Professor Bailey says in his book on "Plant Breeding": "It is necessary, on account of the indefiniteness of the term 'variety, to remember that only varieties true to seed, or races and sub-species, can bequeath their characteristics with any degree of certainty; inconstant species often designated as varieties are not considered in the theory of hybridization."

The development by crossing and selection of our native grapes, strawberries, blackberries, raspberries, and gooseberries has been quite rapid and satisfactory, but much remains yet to be done. The possibilities are shown by one test with the gooseberry. The blossoms of the wild species of Manitoba were pollinated with the pollen of Champion and Industry; over one hundred seedlings resulted, all of which were more vigorous than the wild species, with larger, thicker leaves, and some of them bear fruit as large as the Champion. Other indigenous fruits are as yet neglected, such as the sand-cherry (Prunus pumila), the dwarf Juneberry, and possibly the huckleberry.

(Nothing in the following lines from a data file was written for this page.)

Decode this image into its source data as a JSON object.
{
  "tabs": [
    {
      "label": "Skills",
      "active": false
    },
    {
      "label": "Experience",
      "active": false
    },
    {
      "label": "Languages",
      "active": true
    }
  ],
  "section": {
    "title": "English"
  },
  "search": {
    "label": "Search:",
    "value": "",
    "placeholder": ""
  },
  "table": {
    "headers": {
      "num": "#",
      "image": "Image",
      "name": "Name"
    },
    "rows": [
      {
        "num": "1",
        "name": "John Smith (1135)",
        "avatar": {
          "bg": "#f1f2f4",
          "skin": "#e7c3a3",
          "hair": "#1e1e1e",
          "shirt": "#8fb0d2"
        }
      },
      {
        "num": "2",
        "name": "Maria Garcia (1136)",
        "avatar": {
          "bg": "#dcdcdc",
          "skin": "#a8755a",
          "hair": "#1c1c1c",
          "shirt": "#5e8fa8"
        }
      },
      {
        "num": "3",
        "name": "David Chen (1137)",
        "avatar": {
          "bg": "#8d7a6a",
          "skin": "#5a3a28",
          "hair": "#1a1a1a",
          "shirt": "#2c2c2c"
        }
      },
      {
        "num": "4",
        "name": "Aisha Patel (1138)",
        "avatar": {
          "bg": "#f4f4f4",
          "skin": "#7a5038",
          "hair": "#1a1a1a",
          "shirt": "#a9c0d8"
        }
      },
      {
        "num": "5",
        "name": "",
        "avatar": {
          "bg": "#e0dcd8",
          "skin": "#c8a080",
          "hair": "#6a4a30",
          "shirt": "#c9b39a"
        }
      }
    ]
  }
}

In the mild and relatively equable parts of the earth the orange, lemon, citron, banana, date, fig, guava, loquat, persimmon, and even pineapple, have been developed so far by culture and selection. So far as known no attempt has been made to improve any of them by crossing or hybridizing. Judging by advances made with other fruits it would prove valuable work to cross the Japan persimmons with our native species, the St. Johns River oranges with the hardy, rather dwarf types of north Japan, the common figs of the South with the best varieties from Smyrna, the common mission date palm of Arizona with the best grown in Algeria. Still other lines of profitable crossing will occur to the mind, especially in Cuba, Porto Rico, and Mexico.